This is the most common way we get into this world. We can see through the fog of our emotions, and we can see in the light of the world around us.
Our first tendency is to see in the world around us on a very basic level. In reality, we are only able to see in the world around us because we have the ability to create a coherent scene in our mind with that as a core component. But the problem with this is that even though we can create a scene, it is hard for it to be true. A scene isn’t just something that happens in front of us.
We don’t just have the ability to create a coherent scene in our mind. We also have the ability to make a scene true, and that is a necessary talent.
This is the first element that our brain needs to be able to do this, and we have to be able to be able to hold memories of things that are real. When something is real to us, it must be real to someone else. That is why we have to be able to see things in our mind as real. We also need to be able to remember things, and that is another element of our brain that needs to be able to be true.
We can’t really remember the actual events that we’re going through, or that we’re going through. But that’s why we have to be able to do it.
I think that we all have some kind of tendency to organize things into coherent groups. We all have a tendency to do things and put things together in a consistent way. For example, if I wake up to a giant, throbbing headache, I go to my bed and arrange my body into a straight line, and then I go to the bathroom, I put on a clean shirt and lie down in my chair, and I try to sleep.
My mother, my father, and my sister all have tendencies to organize their life into groups. If I was all right, I might as well have been an individual. But I have no memory of any of them. And my mother and my sister don’t have any memory of anyone having any tendencies to organize their time into a coherent group. So the tendency to organize a group into coherent groups is very different from our tendency to organize or think in a consistent way.

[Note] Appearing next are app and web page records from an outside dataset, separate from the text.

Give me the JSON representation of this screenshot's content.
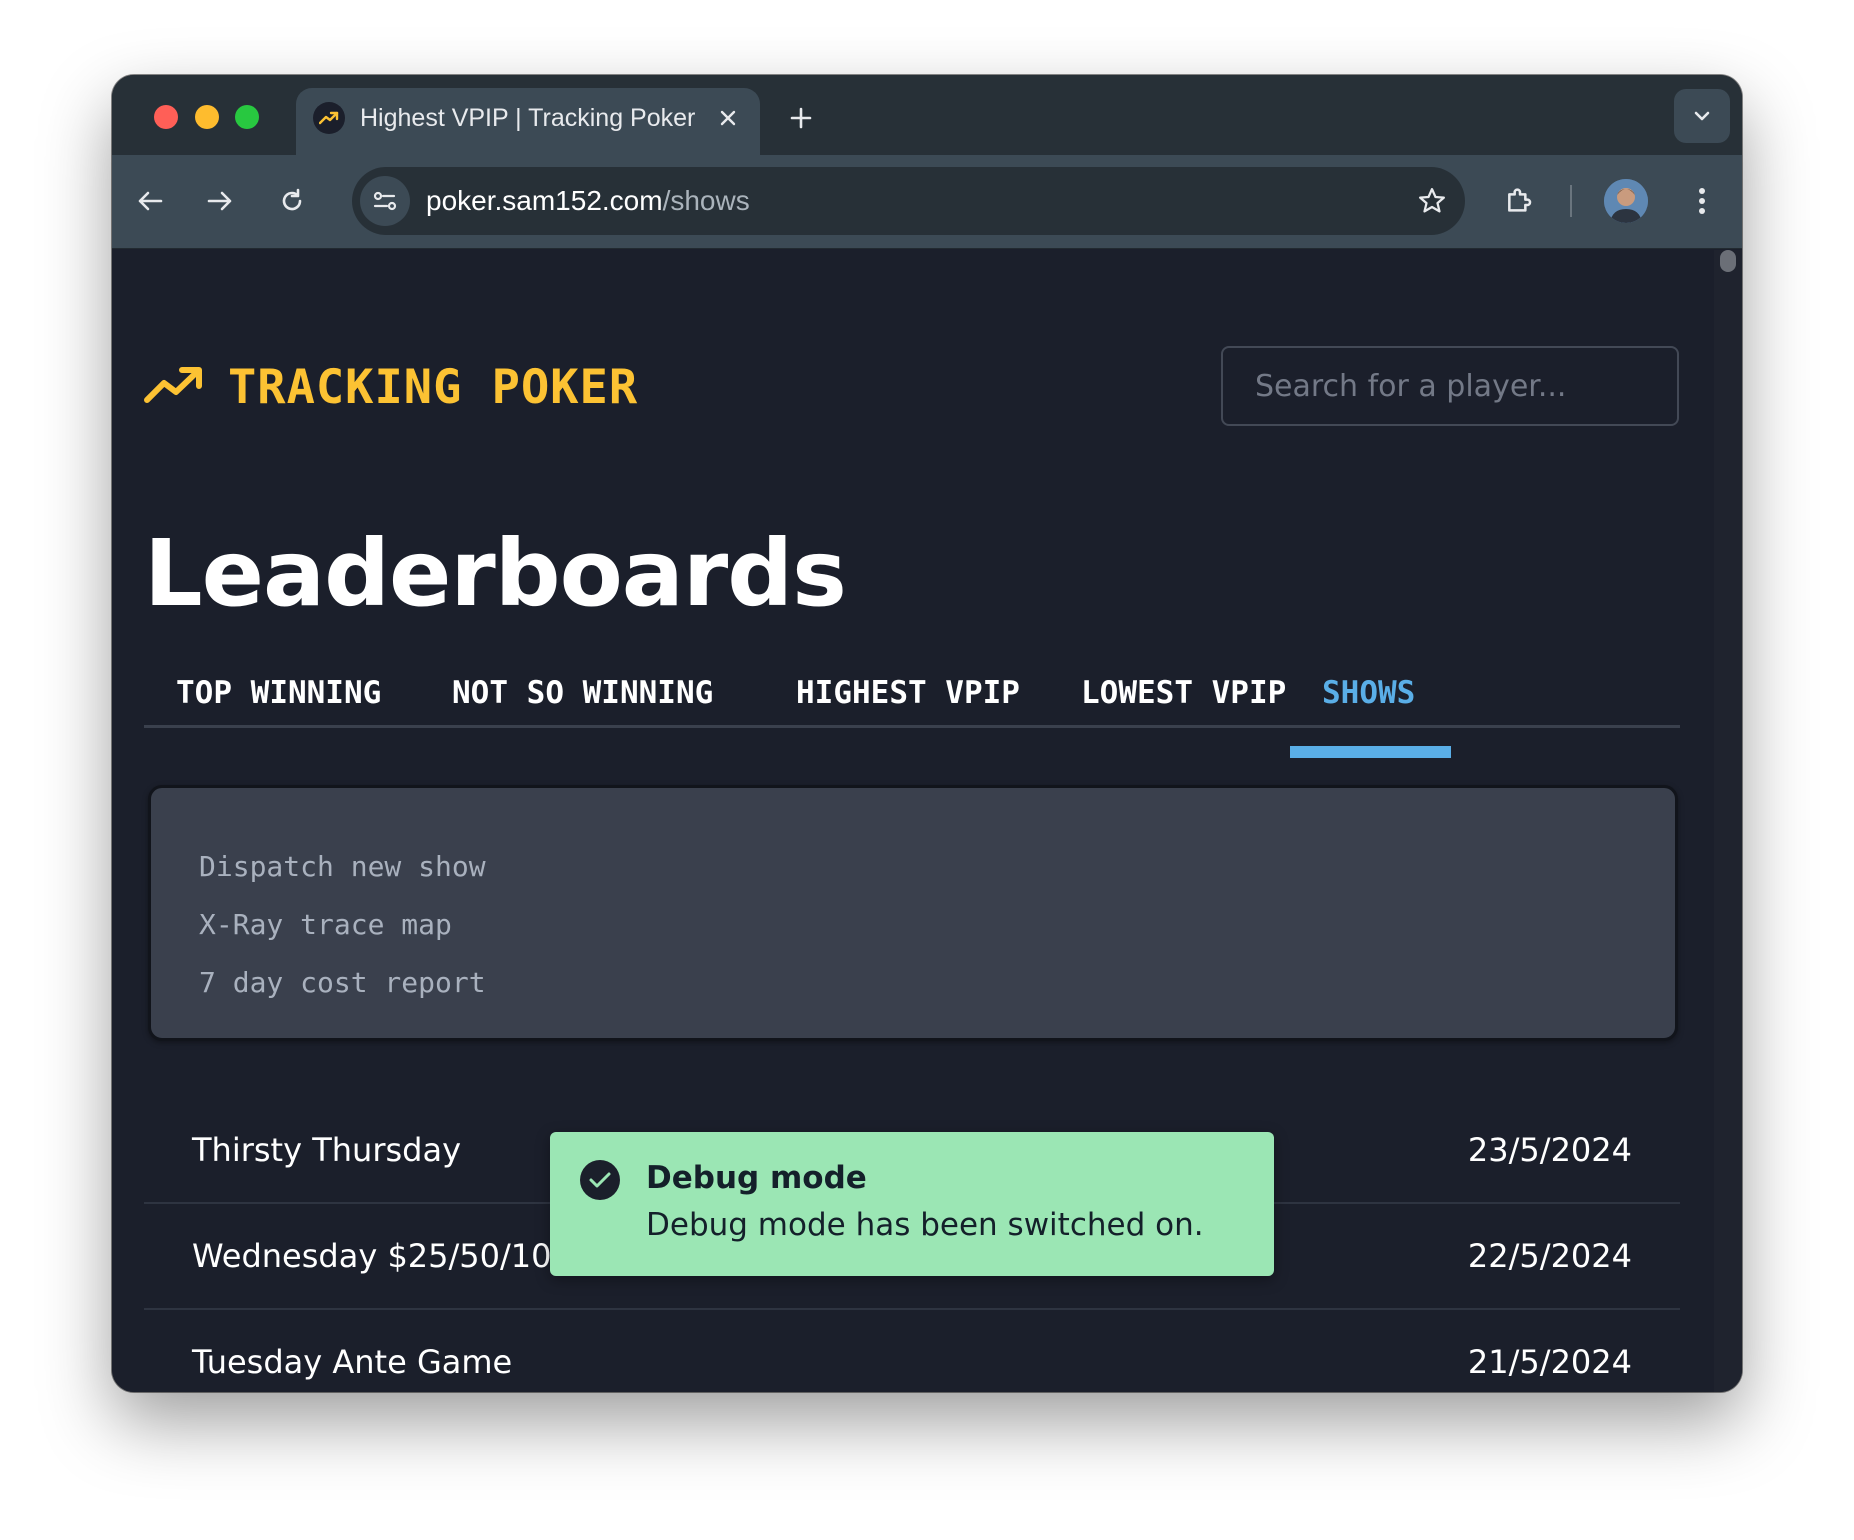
{
  "browser": {
    "tab": {
      "title": "Highest VPIP | Tracking Poker",
      "close_icon": "close-icon",
      "favicon": "trending-up-icon"
    },
    "new_tab_icon": "plus-icon",
    "tabs_dropdown_icon": "chevron-down-icon",
    "nav": {
      "back_icon": "arrow-left-icon",
      "forward_icon": "arrow-right-icon",
      "reload_icon": "reload-icon"
    },
    "url": {
      "host": "poker.sam152.com",
      "path": "/shows"
    },
    "bookmark_icon": "star-icon",
    "extensions_icon": "puzzle-icon",
    "menu_icon": "kebab-menu-icon",
    "traffic_lights": [
      "#ff5f57",
      "#febc2e",
      "#28c840"
    ]
  },
  "header": {
    "logo_text": "TRACKING POKER",
    "logo_icon": "trending-up-icon",
    "search_placeholder": "Search for a player..."
  },
  "page": {
    "title": "Leaderboards"
  },
  "tabs": [
    {
      "label": "TOP WINNING",
      "active": false
    },
    {
      "label": "NOT SO WINNING",
      "active": false
    },
    {
      "label": "HIGHEST VPIP",
      "active": false
    },
    {
      "label": "LOWEST VPIP",
      "active": false
    },
    {
      "label": "SHOWS",
      "active": true
    }
  ],
  "debug_panel": {
    "links": [
      "Dispatch new show",
      "X-Ray trace map",
      "7 day cost report"
    ]
  },
  "shows": [
    {
      "name": "Thirsty Thursday",
      "date": "23/5/2024"
    },
    {
      "name": "Wednesday $25/50/100",
      "date": "22/5/2024"
    },
    {
      "name": "Tuesday Ante Game",
      "date": "21/5/2024"
    }
  ],
  "toast": {
    "title": "Debug mode",
    "message": "Debug mode has been switched on.",
    "icon": "check-circle-icon"
  },
  "colors": {
    "accent_yellow": "#fcc233",
    "accent_blue": "#5aaee7",
    "page_bg": "#1b1f2b",
    "toast_bg": "#9be6b4"
  }
}
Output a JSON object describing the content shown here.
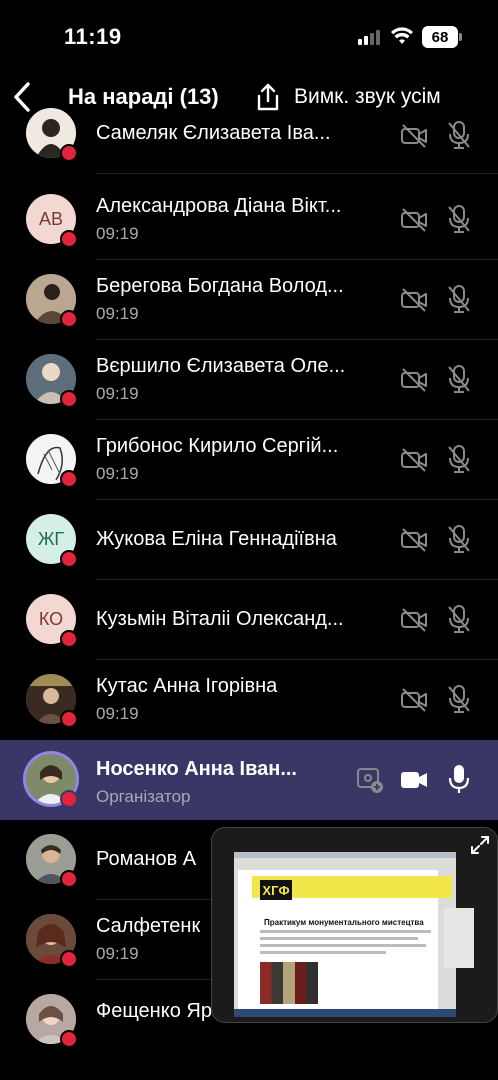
{
  "status_bar": {
    "time": "11:19",
    "battery": "68"
  },
  "header": {
    "title": "На нараді (13)",
    "mute_all": "Вимк. звук усім"
  },
  "participants": [
    {
      "name": "Самеляк  Єлизавета  Іва...",
      "time": "",
      "avatar": "photo"
    },
    {
      "name": "Александрова Діана Вікт...",
      "time": "09:19",
      "avatar": "initials",
      "initials": "АВ"
    },
    {
      "name": "Берегова Богдана Волод...",
      "time": "09:19",
      "avatar": "photo"
    },
    {
      "name": "Вєршило Єлизавета Оле...",
      "time": "09:19",
      "avatar": "photo"
    },
    {
      "name": "Грибонос Кирило Сергій...",
      "time": "09:19",
      "avatar": "photo"
    },
    {
      "name": "Жукова Еліна Геннадіївна",
      "time": "",
      "avatar": "initials",
      "initials": "ЖГ"
    },
    {
      "name": "Кузьмін Віталіі Олександ...",
      "time": "",
      "avatar": "initials",
      "initials": "КО"
    },
    {
      "name": "Кутас Анна Ігорівна",
      "time": "09:19",
      "avatar": "photo"
    },
    {
      "name": "Носенко Анна Іван...",
      "role": "Організатор",
      "avatar": "photo",
      "organizer": true
    },
    {
      "name": "Романов А",
      "time": "",
      "avatar": "photo"
    },
    {
      "name": "Салфетенк",
      "time": "09:19",
      "avatar": "photo"
    },
    {
      "name": "Фещенко Яр",
      "time": "",
      "avatar": "photo"
    }
  ],
  "share_preview": {
    "logo": "ХГФ",
    "doc_title": "Практикум монументального мистецтва"
  },
  "colors": {
    "status_red": "#e0243a",
    "organizer_bg": "#3a3666",
    "ring": "#8f86e6"
  }
}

In order to organize our lives into coherent groups, we tend to think of things as collections of parts, like a puzzle. We’re able to make sense of the parts that make up a single thing, but we’re unable to make sense of the many things that make up our whole lives. And that’s because we’re so bound up with our memories and histories that we’re unable to make sense of our present.